== Description of the task ==
Lines in the entries below where the word "RipAnyDVD" shows up should each be copied.

== Input data ==
________________________

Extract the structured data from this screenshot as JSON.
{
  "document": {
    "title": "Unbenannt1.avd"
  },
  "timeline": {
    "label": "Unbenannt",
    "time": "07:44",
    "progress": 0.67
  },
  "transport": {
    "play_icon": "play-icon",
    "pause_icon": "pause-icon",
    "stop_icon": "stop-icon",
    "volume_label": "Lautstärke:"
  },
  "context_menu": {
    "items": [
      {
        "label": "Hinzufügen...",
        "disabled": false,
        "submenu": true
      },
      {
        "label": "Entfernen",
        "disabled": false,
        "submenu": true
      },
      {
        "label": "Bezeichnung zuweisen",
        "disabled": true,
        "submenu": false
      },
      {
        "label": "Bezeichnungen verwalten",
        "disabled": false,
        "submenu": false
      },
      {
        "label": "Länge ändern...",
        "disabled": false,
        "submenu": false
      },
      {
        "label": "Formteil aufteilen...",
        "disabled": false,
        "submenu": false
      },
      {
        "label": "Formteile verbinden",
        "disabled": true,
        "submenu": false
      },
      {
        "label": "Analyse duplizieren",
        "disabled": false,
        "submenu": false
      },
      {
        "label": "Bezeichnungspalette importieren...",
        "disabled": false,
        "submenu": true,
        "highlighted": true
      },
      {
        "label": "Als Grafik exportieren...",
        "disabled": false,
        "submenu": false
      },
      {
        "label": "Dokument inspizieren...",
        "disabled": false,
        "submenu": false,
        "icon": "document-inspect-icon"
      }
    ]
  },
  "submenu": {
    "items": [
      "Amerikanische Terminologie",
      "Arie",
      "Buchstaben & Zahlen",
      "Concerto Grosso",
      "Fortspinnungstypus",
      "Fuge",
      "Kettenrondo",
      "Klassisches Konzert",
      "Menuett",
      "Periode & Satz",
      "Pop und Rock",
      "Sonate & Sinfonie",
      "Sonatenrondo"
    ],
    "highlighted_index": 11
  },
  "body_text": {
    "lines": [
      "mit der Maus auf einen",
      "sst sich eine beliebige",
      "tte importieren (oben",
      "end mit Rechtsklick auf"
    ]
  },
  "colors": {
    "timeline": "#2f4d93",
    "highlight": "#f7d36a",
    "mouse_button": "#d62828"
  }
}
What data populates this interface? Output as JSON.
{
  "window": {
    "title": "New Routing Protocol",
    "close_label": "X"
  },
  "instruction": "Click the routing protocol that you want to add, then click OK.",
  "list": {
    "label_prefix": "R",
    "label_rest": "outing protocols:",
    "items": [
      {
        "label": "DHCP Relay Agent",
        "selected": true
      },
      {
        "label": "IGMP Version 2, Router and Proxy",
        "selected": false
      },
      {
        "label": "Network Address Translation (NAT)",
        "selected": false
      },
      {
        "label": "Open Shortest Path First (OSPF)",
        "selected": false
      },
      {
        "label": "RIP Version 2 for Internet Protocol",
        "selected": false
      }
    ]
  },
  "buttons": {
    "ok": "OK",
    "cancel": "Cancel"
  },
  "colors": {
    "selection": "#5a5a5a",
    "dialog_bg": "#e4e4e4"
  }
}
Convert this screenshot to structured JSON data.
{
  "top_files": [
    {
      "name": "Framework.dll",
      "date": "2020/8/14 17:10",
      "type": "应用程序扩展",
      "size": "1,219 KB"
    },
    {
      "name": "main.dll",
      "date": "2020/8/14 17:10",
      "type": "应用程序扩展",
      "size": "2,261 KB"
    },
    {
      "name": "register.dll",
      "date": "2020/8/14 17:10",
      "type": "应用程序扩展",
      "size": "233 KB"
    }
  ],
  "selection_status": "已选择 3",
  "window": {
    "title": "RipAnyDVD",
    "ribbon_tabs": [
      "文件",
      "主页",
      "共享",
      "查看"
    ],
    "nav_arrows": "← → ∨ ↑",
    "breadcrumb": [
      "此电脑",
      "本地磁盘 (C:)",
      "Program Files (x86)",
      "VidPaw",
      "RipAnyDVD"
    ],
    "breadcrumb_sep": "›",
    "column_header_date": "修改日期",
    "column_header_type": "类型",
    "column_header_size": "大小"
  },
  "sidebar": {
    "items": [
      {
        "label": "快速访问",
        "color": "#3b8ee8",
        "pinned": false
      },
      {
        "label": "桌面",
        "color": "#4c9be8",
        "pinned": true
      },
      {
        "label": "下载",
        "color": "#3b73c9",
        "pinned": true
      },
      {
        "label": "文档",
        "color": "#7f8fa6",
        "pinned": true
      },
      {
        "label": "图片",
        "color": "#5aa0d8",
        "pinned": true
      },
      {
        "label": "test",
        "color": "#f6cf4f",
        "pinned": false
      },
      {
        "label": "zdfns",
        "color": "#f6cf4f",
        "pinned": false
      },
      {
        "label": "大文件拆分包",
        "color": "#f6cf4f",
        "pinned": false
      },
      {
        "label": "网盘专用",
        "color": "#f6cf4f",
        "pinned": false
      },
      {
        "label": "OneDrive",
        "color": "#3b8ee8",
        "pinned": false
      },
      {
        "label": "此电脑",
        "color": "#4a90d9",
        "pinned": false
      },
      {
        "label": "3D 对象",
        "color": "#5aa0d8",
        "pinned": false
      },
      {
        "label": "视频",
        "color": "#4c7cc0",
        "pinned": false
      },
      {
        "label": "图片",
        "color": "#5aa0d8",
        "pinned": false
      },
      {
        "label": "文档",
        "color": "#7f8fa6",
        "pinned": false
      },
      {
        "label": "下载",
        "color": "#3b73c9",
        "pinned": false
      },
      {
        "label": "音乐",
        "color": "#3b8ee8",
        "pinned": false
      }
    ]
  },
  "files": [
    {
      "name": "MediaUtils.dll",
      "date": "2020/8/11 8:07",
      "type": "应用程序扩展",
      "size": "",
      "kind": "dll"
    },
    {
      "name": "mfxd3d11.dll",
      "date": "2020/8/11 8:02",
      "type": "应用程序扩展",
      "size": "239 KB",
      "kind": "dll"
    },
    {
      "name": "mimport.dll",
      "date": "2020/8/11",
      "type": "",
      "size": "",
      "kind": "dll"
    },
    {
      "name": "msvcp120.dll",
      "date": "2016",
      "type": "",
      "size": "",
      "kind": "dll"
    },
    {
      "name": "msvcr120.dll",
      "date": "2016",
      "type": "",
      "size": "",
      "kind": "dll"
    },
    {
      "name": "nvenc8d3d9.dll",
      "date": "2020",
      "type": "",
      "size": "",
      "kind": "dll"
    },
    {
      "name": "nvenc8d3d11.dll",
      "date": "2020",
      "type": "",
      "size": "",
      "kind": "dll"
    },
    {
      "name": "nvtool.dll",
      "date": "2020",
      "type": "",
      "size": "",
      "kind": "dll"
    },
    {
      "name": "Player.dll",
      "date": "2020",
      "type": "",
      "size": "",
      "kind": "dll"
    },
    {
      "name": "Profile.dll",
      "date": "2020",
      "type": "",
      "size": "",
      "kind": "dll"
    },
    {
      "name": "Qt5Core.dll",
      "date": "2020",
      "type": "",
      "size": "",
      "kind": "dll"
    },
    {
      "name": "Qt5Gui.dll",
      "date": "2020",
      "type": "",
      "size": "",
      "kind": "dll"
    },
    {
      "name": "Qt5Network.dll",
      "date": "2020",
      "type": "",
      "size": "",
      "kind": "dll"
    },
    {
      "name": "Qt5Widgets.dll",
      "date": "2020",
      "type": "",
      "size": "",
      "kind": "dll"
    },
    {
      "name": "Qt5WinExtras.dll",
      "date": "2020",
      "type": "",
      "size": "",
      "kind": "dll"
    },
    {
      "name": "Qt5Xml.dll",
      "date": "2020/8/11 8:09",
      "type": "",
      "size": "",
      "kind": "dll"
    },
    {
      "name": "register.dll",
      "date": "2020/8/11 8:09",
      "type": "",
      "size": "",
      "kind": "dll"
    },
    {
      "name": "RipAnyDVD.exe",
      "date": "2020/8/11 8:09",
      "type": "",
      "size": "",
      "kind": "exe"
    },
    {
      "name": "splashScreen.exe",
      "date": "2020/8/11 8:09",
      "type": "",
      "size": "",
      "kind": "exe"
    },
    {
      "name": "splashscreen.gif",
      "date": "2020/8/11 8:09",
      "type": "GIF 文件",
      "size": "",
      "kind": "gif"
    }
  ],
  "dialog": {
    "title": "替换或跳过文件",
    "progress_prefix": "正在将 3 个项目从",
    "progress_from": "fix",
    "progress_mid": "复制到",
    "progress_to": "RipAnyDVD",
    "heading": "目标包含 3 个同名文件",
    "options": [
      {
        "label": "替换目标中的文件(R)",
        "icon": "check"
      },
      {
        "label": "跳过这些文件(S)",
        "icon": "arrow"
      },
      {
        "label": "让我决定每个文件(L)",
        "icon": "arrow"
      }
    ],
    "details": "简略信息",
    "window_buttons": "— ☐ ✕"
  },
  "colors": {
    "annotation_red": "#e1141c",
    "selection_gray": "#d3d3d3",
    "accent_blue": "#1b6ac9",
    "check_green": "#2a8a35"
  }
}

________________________

== Exercise response ==
    "title": "RipAnyDVD",
      "RipAnyDVD"
      "name": "RipAnyDVD.exe",
    "progress_to": "RipAnyDVD",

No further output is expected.